Exercise requirements
Your reply should be a single number, the count of lines in the records that contain "title".

Records for processing
- Opening Delimiter -

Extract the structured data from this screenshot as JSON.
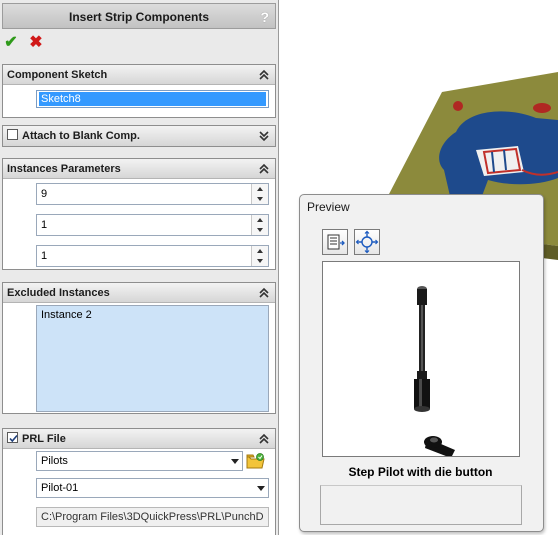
{
  "panel": {
    "title": "Insert Strip Components",
    "help": "?"
  },
  "actions": {
    "ok": "✔",
    "cancel": "✖"
  },
  "component_sketch": {
    "header": "Component Sketch",
    "value": "Sketch8"
  },
  "attach_blank": {
    "label": "Attach to Blank Comp.",
    "checked": false
  },
  "instances": {
    "header": "Instances Parameters",
    "values": [
      "9",
      "1",
      "1"
    ]
  },
  "excluded": {
    "header": "Excluded Instances",
    "items": [
      "Instance 2"
    ]
  },
  "prl_file": {
    "label": "PRL File",
    "checked": true,
    "category": "Pilots",
    "item": "Pilot-01",
    "path": "C:\\Program Files\\3DQuickPress\\PRL\\PunchD"
  },
  "preview": {
    "title": "Preview",
    "caption": "Step Pilot with die button"
  },
  "colors": {
    "accent_selection": "#3399ff",
    "ok_green": "#2f9a1a",
    "cancel_red": "#d01818",
    "model_olive": "#8c8a3c",
    "model_blue": "#1e4a8c"
  }
}
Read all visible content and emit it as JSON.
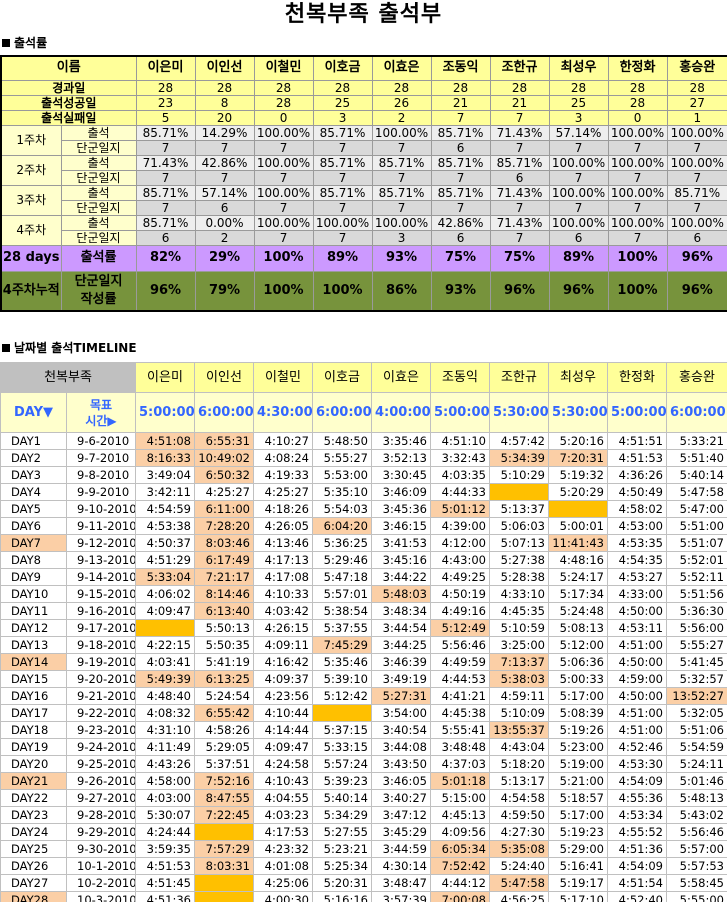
{
  "title": "천복부족 출석부",
  "sections": {
    "attendance": "출석률",
    "timeline": "날짜별 출석TIMELINE"
  },
  "names": [
    "이은미",
    "이인선",
    "이철민",
    "이호금",
    "이효은",
    "조동익",
    "조한규",
    "최성우",
    "한정화",
    "홍승완"
  ],
  "summary": {
    "name_label": "이름",
    "rows": [
      {
        "label": "경과일",
        "values": [
          "28",
          "28",
          "28",
          "28",
          "28",
          "28",
          "28",
          "28",
          "28",
          "28"
        ]
      },
      {
        "label": "출석성공일",
        "values": [
          "23",
          "8",
          "28",
          "25",
          "26",
          "21",
          "21",
          "25",
          "28",
          "27"
        ]
      },
      {
        "label": "출석실패일",
        "values": [
          "5",
          "20",
          "0",
          "3",
          "2",
          "7",
          "7",
          "3",
          "0",
          "1"
        ]
      }
    ]
  },
  "weeks": [
    {
      "label": "1주차",
      "att_label": "출석",
      "log_label": "단군일지",
      "att": [
        "85.71%",
        "14.29%",
        "100.00%",
        "85.71%",
        "100.00%",
        "85.71%",
        "71.43%",
        "57.14%",
        "100.00%",
        "100.00%"
      ],
      "log": [
        "7",
        "7",
        "7",
        "7",
        "7",
        "6",
        "7",
        "7",
        "7",
        "7"
      ]
    },
    {
      "label": "2주차",
      "att_label": "출석",
      "log_label": "단군일지",
      "att": [
        "71.43%",
        "42.86%",
        "100.00%",
        "85.71%",
        "85.71%",
        "85.71%",
        "85.71%",
        "100.00%",
        "100.00%",
        "100.00%"
      ],
      "log": [
        "7",
        "7",
        "7",
        "7",
        "7",
        "7",
        "6",
        "7",
        "7",
        "7"
      ]
    },
    {
      "label": "3주차",
      "att_label": "출석",
      "log_label": "단군일지",
      "att": [
        "85.71%",
        "57.14%",
        "100.00%",
        "85.71%",
        "85.71%",
        "85.71%",
        "71.43%",
        "100.00%",
        "100.00%",
        "85.71%"
      ],
      "log": [
        "7",
        "6",
        "7",
        "7",
        "7",
        "7",
        "7",
        "7",
        "7",
        "7"
      ]
    },
    {
      "label": "4주차",
      "att_label": "출석",
      "log_label": "단군일지",
      "att": [
        "85.71%",
        "0.00%",
        "100.00%",
        "100.00%",
        "100.00%",
        "42.86%",
        "71.43%",
        "100.00%",
        "100.00%",
        "100.00%"
      ],
      "log": [
        "6",
        "2",
        "7",
        "7",
        "3",
        "6",
        "7",
        "6",
        "7",
        "6"
      ]
    }
  ],
  "total": {
    "label": "28 days",
    "rate_label": "출석률",
    "values": [
      "82%",
      "29%",
      "100%",
      "89%",
      "93%",
      "75%",
      "75%",
      "89%",
      "100%",
      "96%"
    ]
  },
  "cumulative": {
    "label": "4주차누적",
    "rate_label_1": "단군일지",
    "rate_label_2": "작성률",
    "values": [
      "96%",
      "79%",
      "100%",
      "100%",
      "86%",
      "93%",
      "96%",
      "96%",
      "100%",
      "96%"
    ]
  },
  "timeline": {
    "corner_label": "천복부족",
    "day_label": "DAY▼",
    "goal_label_1": "목표",
    "goal_label_2": "시간▶",
    "goals": [
      "5:00:00",
      "6:00:00",
      "4:30:00",
      "6:00:00",
      "4:00:00",
      "5:00:00",
      "5:30:00",
      "5:30:00",
      "5:00:00",
      "6:00:00"
    ],
    "rows": [
      {
        "day": "DAY1",
        "date": "9-6-2010",
        "times": [
          "4:51:08",
          "6:55:31",
          "4:10:27",
          "5:48:50",
          "3:35:46",
          "4:51:10",
          "4:57:42",
          "5:20:16",
          "4:51:51",
          "5:33:21"
        ]
      },
      {
        "day": "DAY2",
        "date": "9-7-2010",
        "times": [
          "8:16:33",
          "10:49:02",
          "4:08:24",
          "5:55:27",
          "3:52:13",
          "3:32:43",
          "5:34:39",
          "7:20:31",
          "4:51:53",
          "5:51:40"
        ]
      },
      {
        "day": "DAY3",
        "date": "9-8-2010",
        "times": [
          "3:49:04",
          "6:50:32",
          "4:19:33",
          "5:53:00",
          "3:30:45",
          "4:03:35",
          "5:10:29",
          "5:19:32",
          "4:36:26",
          "5:40:14"
        ]
      },
      {
        "day": "DAY4",
        "date": "9-9-2010",
        "times": [
          "3:42:11",
          "4:25:27",
          "4:25:27",
          "5:35:10",
          "3:46:09",
          "4:44:33",
          "",
          "5:20:29",
          "4:50:49",
          "5:47:58"
        ]
      },
      {
        "day": "DAY5",
        "date": "9-10-2010",
        "times": [
          "4:54:59",
          "6:11:00",
          "4:18:26",
          "5:54:03",
          "3:45:36",
          "5:01:12",
          "5:13:37",
          "",
          "4:58:02",
          "5:47:00"
        ]
      },
      {
        "day": "DAY6",
        "date": "9-11-2010",
        "times": [
          "4:53:38",
          "7:28:20",
          "4:26:05",
          "6:04:20",
          "3:46:15",
          "4:39:00",
          "5:06:03",
          "5:00:01",
          "4:53:00",
          "5:51:00"
        ]
      },
      {
        "day": "DAY7",
        "date": "9-12-2010",
        "times": [
          "4:50:37",
          "8:03:46",
          "4:13:46",
          "5:36:25",
          "3:41:53",
          "4:12:00",
          "5:07:13",
          "11:41:43",
          "4:53:35",
          "5:51:07"
        ]
      },
      {
        "day": "DAY8",
        "date": "9-13-2010",
        "times": [
          "4:51:29",
          "6:17:49",
          "4:17:13",
          "5:29:46",
          "3:45:16",
          "4:43:00",
          "5:27:38",
          "4:48:16",
          "4:54:35",
          "5:52:01"
        ]
      },
      {
        "day": "DAY9",
        "date": "9-14-2010",
        "times": [
          "5:33:04",
          "7:21:17",
          "4:17:08",
          "5:47:18",
          "3:44:22",
          "4:49:25",
          "5:28:38",
          "5:24:17",
          "4:53:27",
          "5:52:11"
        ]
      },
      {
        "day": "DAY10",
        "date": "9-15-2010",
        "times": [
          "4:06:02",
          "8:14:46",
          "4:10:33",
          "5:57:01",
          "5:48:03",
          "4:50:19",
          "4:33:10",
          "5:17:34",
          "4:33:00",
          "5:51:56"
        ]
      },
      {
        "day": "DAY11",
        "date": "9-16-2010",
        "times": [
          "4:09:47",
          "6:13:40",
          "4:03:42",
          "5:38:54",
          "3:48:34",
          "4:49:16",
          "4:45:35",
          "5:24:48",
          "4:50:00",
          "5:36:30"
        ]
      },
      {
        "day": "DAY12",
        "date": "9-17-2010",
        "times": [
          "",
          "5:50:13",
          "4:26:15",
          "5:37:55",
          "3:44:54",
          "5:12:49",
          "5:10:59",
          "5:08:13",
          "4:53:11",
          "5:56:00"
        ]
      },
      {
        "day": "DAY13",
        "date": "9-18-2010",
        "times": [
          "4:22:15",
          "5:50:35",
          "4:09:11",
          "7:45:29",
          "3:44:25",
          "5:56:46",
          "3:25:00",
          "5:12:00",
          "4:51:00",
          "5:55:27"
        ]
      },
      {
        "day": "DAY14",
        "date": "9-19-2010",
        "times": [
          "4:03:41",
          "5:41:19",
          "4:16:42",
          "5:35:46",
          "3:46:39",
          "4:49:59",
          "7:13:37",
          "5:06:36",
          "4:50:00",
          "5:41:45"
        ]
      },
      {
        "day": "DAY15",
        "date": "9-20-2010",
        "times": [
          "5:49:39",
          "6:13:25",
          "4:09:37",
          "5:39:10",
          "3:49:19",
          "4:44:53",
          "5:38:03",
          "5:00:33",
          "4:59:00",
          "5:32:57"
        ]
      },
      {
        "day": "DAY16",
        "date": "9-21-2010",
        "times": [
          "4:48:40",
          "5:24:54",
          "4:23:56",
          "5:12:42",
          "5:27:31",
          "4:41:21",
          "4:59:11",
          "5:17:00",
          "4:50:00",
          "13:52:27"
        ]
      },
      {
        "day": "DAY17",
        "date": "9-22-2010",
        "times": [
          "4:08:32",
          "6:55:42",
          "4:10:44",
          "",
          "3:54:00",
          "4:45:38",
          "5:10:09",
          "5:08:39",
          "4:51:00",
          "5:32:05"
        ]
      },
      {
        "day": "DAY18",
        "date": "9-23-2010",
        "times": [
          "4:31:10",
          "4:58:26",
          "4:14:44",
          "5:37:15",
          "3:40:54",
          "5:55:41",
          "13:55:37",
          "5:19:26",
          "4:51:00",
          "5:51:06"
        ]
      },
      {
        "day": "DAY19",
        "date": "9-24-2010",
        "times": [
          "4:11:49",
          "5:29:05",
          "4:09:47",
          "5:33:15",
          "3:44:08",
          "3:48:48",
          "4:43:04",
          "5:23:00",
          "4:52:46",
          "5:54:59"
        ]
      },
      {
        "day": "DAY20",
        "date": "9-25-2010",
        "times": [
          "4:43:26",
          "5:37:51",
          "4:24:58",
          "5:57:24",
          "3:43:50",
          "4:37:03",
          "5:18:20",
          "5:19:00",
          "4:53:30",
          "5:24:11"
        ]
      },
      {
        "day": "DAY21",
        "date": "9-26-2010",
        "times": [
          "4:58:00",
          "7:52:16",
          "4:10:43",
          "5:39:23",
          "3:46:05",
          "5:01:18",
          "5:13:17",
          "5:21:00",
          "4:54:09",
          "5:01:46"
        ]
      },
      {
        "day": "DAY22",
        "date": "9-27-2010",
        "times": [
          "4:03:00",
          "8:47:55",
          "4:04:55",
          "5:40:14",
          "3:40:27",
          "5:15:00",
          "4:54:58",
          "5:18:57",
          "4:55:36",
          "5:48:13"
        ]
      },
      {
        "day": "DAY23",
        "date": "9-28-2010",
        "times": [
          "5:30:07",
          "7:22:45",
          "4:03:23",
          "5:34:29",
          "3:47:12",
          "4:45:13",
          "4:59:50",
          "5:17:00",
          "4:53:34",
          "5:43:02"
        ]
      },
      {
        "day": "DAY24",
        "date": "9-29-2010",
        "times": [
          "4:24:44",
          "",
          "4:17:53",
          "5:27:55",
          "3:45:29",
          "4:09:56",
          "4:27:30",
          "5:19:23",
          "4:55:52",
          "5:56:46"
        ]
      },
      {
        "day": "DAY25",
        "date": "9-30-2010",
        "times": [
          "3:59:35",
          "7:57:29",
          "4:23:32",
          "5:23:21",
          "3:44:59",
          "6:05:34",
          "5:35:08",
          "5:29:00",
          "4:51:36",
          "5:57:00"
        ]
      },
      {
        "day": "DAY26",
        "date": "10-1-2010",
        "times": [
          "4:51:53",
          "8:03:31",
          "4:01:08",
          "5:25:34",
          "4:30:14",
          "7:52:42",
          "5:24:40",
          "5:16:41",
          "4:54:09",
          "5:57:53"
        ]
      },
      {
        "day": "DAY27",
        "date": "10-2-2010",
        "times": [
          "4:51:45",
          "",
          "4:25:06",
          "5:20:31",
          "3:48:47",
          "4:44:12",
          "5:47:58",
          "5:19:17",
          "4:51:54",
          "5:58:45"
        ]
      },
      {
        "day": "DAY28",
        "date": "10-3-2010",
        "times": [
          "4:51:36",
          "",
          "4:00:30",
          "5:16:16",
          "3:57:39",
          "7:00:08",
          "4:56:25",
          "5:17:10",
          "4:52:40",
          "5:55:00"
        ]
      }
    ],
    "highlighted_days": [
      "DAY7",
      "DAY14",
      "DAY21",
      "DAY28"
    ],
    "late_cells": [
      [
        1,
        0
      ],
      [
        1,
        1
      ],
      [
        2,
        0
      ],
      [
        2,
        1
      ],
      [
        2,
        6
      ],
      [
        2,
        7
      ],
      [
        3,
        1
      ],
      [
        5,
        1
      ],
      [
        5,
        5
      ],
      [
        6,
        1
      ],
      [
        6,
        3
      ],
      [
        7,
        1
      ],
      [
        7,
        7
      ],
      [
        8,
        1
      ],
      [
        9,
        0
      ],
      [
        9,
        1
      ],
      [
        10,
        1
      ],
      [
        10,
        4
      ],
      [
        11,
        1
      ],
      [
        12,
        5
      ],
      [
        13,
        3
      ],
      [
        14,
        6
      ],
      [
        15,
        0
      ],
      [
        15,
        1
      ],
      [
        15,
        6
      ],
      [
        16,
        4
      ],
      [
        16,
        9
      ],
      [
        17,
        1
      ],
      [
        18,
        6
      ],
      [
        21,
        1
      ],
      [
        21,
        5
      ],
      [
        22,
        1
      ],
      [
        23,
        1
      ],
      [
        25,
        1
      ],
      [
        25,
        5
      ],
      [
        25,
        6
      ],
      [
        26,
        1
      ],
      [
        26,
        5
      ],
      [
        27,
        6
      ],
      [
        28,
        5
      ]
    ],
    "missing_cells": [
      [
        4,
        6
      ],
      [
        5,
        7
      ],
      [
        12,
        0
      ],
      [
        17,
        3
      ],
      [
        24,
        1
      ],
      [
        27,
        1
      ],
      [
        28,
        1
      ]
    ],
    "colors": {
      "late": "#fbcfa6",
      "missing": "#ffc000",
      "goal_text": "#3366ff"
    }
  }
}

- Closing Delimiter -

Solution to the problem
3